We are transitioning to the mound right now, doing more and more command-specific stuff and laying off the arm strength portion (though we do plenty of arm care, of course).

You care if you’re an 11U’s parent.

I guess I misread; the mean velocity of the entire staff is 60.5? That’s even better. I thought you referring to one boy.

With normal growth a current speed of 60.5 now means 62 or so by spring. That is fan-freakin-tastic for an entire staff. Is this a AAA team?

I suppose so. I just find it hard to get worked up over velocities and things of 11U kids because my main population are very good HS, college, and pro pitchers who know the score going forward. To me, 11U kids should still be having fun. The reason we track velocity is because it’s fun and we do it responsibly - i.e., over time, never a “wind up and let it fly for no reason” situation.

Not sure about AAA teams or anything. I know virtually nothing about “select” or “travel” baseball and I voluntarily try to distance myself from those organizations as much as possible. I coached HS ball and select ball years ago and I’ll never do it again. So besides going to the games to root on my clients and provide support, I don’t know much about it.

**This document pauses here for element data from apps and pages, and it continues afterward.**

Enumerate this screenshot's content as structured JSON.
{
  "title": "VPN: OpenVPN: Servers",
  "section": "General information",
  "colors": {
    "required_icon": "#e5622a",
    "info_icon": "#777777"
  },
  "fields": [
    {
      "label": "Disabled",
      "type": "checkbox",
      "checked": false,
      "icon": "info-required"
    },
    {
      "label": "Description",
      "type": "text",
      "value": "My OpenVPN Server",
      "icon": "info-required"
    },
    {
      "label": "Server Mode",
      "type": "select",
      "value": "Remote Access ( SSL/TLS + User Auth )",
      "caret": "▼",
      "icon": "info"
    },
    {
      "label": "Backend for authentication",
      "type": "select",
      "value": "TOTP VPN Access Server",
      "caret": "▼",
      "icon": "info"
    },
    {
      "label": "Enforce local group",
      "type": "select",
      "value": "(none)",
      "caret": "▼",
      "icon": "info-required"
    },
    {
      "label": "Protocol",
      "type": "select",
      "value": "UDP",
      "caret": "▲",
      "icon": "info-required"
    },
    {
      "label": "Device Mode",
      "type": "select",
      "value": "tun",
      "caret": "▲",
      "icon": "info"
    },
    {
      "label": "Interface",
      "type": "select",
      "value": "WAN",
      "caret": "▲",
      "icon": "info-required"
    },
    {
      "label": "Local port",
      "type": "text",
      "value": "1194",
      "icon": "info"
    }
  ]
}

BTW, the highest velocity in the group is 64 MPH, I believe. Don’t have my notes here.

I ran the numbers, these are the results after 60 days of training. Readings are the averages of two throws on the radar gun, so maximum velocities are higher than this.